Columbia Supplier Says It Has Terminated Managers Who Directed Violence


July 5, 2018

Dear Colleagues,

As we have reported, the WRC has, since May, been pressing Columbia Sportswear and other brands producing at Shahi Exports’ Unit 8 factory to compel Shahi to terminate managers and supervisors responsible for physical assaults, death threats, and other abuses against workers. Last week, after the publication of the WRC’s report on the case, Shahi suspended seven of the eight managers and supervisors identified through the WRC’s investigation, which made it possible for the victimized workers to return safely to the factory – which they did on June 27, in a process observed onsite by the WRC and buyers. The crucial question remained, however, whether Shahi would proceed to actually terminate the violent managers and supervisors, a corrective action essential to effective remediation.

We are pleased to report that Shahi has now informed the workers’ union that the company has terminated five of these individuals and has initiated termination proceedings against two others (whose particular employment status requires a multi-part termination process). Shahi has also provided back pay to the 15 workers who returned to the factory last week, for the three-month period when they were suspended, along with monetary compensation for personal items taken from them during the violence and compensation for injuries. Last week, as we reported, Shahi also recognized the union and agreed to regular negotiations. These actions represent crucial progress and put the factory on track toward full remediation, provided Shahi follows through on remaining steps.

The WRC has requested that Columbia obtain from Shahi detailed written confirmation of the terminations – as of now, the names of the managers Shahi says it has terminated have been provided only via a verbal exchange with a union leader. It is important that this be memorialized in writing and that Shahi also provide factory records documenting these personnel actions. We also have reiterated to Columbia that Shahi must also terminate the eighth individual identified in the WRC’s report as bearing direct responsibility for the violence: a manager named Krishna who led multiple violent attacks against workers, but still remains employed by Shahi at Unit 8. If Shahi does so, if it fulfills its commitment to hold monthly good faith negotiations with the workers’ union, and if it refrains from any further violations, the factory will achieve compliance with university standards on associational rights.

As discussed in previous communications, Columbia, in its own monitoring of Shahi’s labor practices, failed to prevent or adequately respond to the violence and other abuses against workers at this factory (a failure shared by other brands doing business with Shahi). However, following the WRC’s public issuance of our report, and the engagement of a number of universities with Columbia, the licensee clearly engaged more forcefully with Shahi, as did some other buyers. This has helped produce the important progress we reported last week and today. We will keep you posted with respect to the outstanding matters noted above and we expect to issue further updates in the weeks ahead.

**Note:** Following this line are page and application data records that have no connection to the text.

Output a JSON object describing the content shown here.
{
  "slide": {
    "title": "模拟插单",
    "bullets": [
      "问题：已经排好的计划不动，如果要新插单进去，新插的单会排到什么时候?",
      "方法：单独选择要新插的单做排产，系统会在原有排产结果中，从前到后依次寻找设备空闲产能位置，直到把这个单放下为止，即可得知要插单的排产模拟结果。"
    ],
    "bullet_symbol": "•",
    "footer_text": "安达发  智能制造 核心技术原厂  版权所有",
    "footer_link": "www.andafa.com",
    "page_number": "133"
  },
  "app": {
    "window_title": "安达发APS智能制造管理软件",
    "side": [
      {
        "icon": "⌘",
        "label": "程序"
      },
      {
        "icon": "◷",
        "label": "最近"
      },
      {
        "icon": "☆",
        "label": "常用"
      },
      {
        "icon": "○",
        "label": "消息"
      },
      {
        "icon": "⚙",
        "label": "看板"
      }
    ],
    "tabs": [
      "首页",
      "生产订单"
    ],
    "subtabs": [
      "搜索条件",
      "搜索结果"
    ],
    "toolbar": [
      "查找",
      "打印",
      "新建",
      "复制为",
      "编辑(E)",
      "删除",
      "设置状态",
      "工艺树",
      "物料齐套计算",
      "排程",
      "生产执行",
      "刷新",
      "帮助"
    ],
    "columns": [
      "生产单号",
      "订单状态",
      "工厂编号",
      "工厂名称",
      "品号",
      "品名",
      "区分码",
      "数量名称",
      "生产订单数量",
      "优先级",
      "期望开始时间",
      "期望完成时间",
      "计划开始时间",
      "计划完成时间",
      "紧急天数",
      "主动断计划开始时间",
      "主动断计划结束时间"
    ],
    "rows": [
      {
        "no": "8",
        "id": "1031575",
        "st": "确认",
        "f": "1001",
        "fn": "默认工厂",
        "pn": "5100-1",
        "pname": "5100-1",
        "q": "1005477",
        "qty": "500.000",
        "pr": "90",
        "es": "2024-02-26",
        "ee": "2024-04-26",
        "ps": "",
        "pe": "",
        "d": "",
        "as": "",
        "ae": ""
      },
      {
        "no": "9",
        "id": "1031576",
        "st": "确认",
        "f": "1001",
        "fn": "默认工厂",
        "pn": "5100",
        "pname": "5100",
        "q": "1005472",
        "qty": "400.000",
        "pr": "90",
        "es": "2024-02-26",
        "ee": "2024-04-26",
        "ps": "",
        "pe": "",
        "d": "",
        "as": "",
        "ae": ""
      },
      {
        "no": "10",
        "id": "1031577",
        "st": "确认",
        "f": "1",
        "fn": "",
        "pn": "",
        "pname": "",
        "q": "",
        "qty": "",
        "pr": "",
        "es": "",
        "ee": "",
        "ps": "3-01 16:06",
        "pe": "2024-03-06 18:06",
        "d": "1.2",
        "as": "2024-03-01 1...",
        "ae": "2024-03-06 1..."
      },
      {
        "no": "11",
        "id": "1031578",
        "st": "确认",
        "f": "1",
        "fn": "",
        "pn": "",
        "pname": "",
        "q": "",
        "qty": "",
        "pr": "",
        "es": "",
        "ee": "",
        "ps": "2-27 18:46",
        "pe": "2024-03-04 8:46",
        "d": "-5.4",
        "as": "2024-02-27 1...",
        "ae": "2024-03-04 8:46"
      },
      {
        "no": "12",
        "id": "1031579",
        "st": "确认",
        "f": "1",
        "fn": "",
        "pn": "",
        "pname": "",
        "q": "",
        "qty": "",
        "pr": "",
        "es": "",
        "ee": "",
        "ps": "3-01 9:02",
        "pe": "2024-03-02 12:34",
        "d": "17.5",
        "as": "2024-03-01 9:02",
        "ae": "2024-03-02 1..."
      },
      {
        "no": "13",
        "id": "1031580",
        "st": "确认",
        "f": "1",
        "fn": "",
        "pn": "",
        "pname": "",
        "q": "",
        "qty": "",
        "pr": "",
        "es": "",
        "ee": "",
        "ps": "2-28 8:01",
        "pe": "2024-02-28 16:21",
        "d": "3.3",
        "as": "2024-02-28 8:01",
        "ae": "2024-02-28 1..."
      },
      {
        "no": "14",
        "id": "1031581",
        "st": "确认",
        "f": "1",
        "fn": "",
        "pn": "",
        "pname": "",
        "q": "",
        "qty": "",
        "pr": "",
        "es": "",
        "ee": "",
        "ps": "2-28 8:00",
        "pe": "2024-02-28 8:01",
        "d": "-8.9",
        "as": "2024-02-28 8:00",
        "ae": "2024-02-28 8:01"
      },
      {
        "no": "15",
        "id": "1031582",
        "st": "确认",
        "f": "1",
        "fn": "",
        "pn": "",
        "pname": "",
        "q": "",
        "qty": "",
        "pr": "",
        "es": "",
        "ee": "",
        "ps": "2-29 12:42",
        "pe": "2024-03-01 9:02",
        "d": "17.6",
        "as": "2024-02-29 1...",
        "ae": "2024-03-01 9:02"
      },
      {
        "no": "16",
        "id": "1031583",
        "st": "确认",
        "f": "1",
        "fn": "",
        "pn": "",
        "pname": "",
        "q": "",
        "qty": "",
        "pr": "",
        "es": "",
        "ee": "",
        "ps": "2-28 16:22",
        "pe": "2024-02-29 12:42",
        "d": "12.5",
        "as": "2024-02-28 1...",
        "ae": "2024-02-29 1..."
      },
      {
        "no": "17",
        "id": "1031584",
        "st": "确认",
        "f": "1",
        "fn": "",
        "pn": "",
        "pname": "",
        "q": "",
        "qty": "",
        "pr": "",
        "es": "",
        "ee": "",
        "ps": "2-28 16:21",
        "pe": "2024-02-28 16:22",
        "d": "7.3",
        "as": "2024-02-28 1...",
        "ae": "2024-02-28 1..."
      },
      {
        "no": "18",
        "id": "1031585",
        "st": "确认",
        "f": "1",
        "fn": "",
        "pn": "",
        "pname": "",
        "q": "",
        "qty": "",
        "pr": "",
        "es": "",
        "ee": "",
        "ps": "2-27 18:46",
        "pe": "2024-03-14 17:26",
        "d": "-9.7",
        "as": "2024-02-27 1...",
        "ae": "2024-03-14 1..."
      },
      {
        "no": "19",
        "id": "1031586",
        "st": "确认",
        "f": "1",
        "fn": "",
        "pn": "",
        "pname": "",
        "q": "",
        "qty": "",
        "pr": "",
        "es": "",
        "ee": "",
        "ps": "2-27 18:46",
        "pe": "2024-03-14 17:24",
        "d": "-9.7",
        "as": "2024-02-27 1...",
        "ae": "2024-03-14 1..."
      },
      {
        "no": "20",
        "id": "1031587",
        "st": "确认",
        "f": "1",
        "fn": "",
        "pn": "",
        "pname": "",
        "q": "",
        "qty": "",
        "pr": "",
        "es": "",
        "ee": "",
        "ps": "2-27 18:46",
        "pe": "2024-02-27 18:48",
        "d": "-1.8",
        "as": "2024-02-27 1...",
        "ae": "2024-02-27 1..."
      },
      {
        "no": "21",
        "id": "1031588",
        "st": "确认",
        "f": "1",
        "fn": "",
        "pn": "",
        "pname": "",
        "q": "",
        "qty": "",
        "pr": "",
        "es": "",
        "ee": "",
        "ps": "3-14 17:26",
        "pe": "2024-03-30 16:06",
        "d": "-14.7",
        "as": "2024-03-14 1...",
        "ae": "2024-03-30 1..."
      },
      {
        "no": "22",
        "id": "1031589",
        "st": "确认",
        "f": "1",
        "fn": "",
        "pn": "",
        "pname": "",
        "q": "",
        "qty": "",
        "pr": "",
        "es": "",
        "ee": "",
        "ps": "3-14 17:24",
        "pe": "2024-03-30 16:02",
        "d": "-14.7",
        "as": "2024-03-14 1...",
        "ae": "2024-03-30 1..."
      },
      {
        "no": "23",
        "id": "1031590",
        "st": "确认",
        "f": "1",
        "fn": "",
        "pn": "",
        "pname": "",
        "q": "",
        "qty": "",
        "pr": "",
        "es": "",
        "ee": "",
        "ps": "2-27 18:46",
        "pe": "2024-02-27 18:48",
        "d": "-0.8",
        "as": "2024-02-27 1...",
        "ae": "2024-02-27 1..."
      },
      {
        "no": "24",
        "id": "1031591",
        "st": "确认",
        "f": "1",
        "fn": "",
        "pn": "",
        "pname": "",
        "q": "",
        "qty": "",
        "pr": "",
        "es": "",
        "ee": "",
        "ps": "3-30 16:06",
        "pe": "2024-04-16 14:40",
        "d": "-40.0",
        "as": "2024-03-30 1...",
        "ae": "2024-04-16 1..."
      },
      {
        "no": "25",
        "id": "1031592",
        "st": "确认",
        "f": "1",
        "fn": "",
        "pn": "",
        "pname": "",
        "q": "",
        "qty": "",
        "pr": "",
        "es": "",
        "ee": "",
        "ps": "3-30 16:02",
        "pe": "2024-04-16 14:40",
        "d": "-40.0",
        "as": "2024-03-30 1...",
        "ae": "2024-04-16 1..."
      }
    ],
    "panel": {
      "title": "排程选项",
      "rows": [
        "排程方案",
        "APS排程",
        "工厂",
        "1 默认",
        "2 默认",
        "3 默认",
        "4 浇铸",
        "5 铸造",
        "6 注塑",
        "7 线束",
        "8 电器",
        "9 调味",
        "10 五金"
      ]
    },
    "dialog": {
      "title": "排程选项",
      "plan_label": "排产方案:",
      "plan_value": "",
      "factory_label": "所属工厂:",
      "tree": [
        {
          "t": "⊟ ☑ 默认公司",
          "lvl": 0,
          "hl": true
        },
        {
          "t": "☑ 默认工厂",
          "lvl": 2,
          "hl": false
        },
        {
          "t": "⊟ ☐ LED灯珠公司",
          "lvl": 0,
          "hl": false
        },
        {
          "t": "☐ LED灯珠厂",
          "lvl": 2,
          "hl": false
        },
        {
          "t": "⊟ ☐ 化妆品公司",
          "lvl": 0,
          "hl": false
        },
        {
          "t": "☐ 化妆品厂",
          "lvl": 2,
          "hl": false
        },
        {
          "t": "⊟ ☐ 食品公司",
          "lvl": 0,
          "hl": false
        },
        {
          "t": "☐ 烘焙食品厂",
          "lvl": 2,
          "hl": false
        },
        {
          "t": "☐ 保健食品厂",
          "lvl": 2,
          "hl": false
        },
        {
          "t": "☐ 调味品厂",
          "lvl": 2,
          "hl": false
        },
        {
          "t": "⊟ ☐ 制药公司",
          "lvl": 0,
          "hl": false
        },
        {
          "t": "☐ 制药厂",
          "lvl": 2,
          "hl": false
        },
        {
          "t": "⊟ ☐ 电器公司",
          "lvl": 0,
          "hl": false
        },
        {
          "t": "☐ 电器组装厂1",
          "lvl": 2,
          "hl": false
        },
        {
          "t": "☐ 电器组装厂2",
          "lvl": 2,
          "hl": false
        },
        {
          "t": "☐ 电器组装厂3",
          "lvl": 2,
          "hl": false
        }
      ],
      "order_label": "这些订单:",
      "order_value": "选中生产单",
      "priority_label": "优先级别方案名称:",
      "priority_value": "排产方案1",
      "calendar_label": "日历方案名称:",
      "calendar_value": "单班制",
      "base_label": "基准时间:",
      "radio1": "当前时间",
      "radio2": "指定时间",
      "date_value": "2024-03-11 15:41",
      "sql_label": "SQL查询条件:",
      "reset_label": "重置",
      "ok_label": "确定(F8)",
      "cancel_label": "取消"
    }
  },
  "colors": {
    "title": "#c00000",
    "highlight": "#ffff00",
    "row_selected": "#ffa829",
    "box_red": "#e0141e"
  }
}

The gravity of the violations at Shahi Unit 8, and the nature of the licensee’s response, have broader implications for universities’ efforts to ensure compliance with their standards and protect the human rights of workers in the collegiate supply chain. We will also prepare a more detailed analysis of these implications and will share this with affiliates.

We appreciate universities’ ongoing engagement with Columbia on this case. Please do not hesitate to contact us with any questions or concerns.



Scott Nova 
Executive Director
Worker Rights Consortium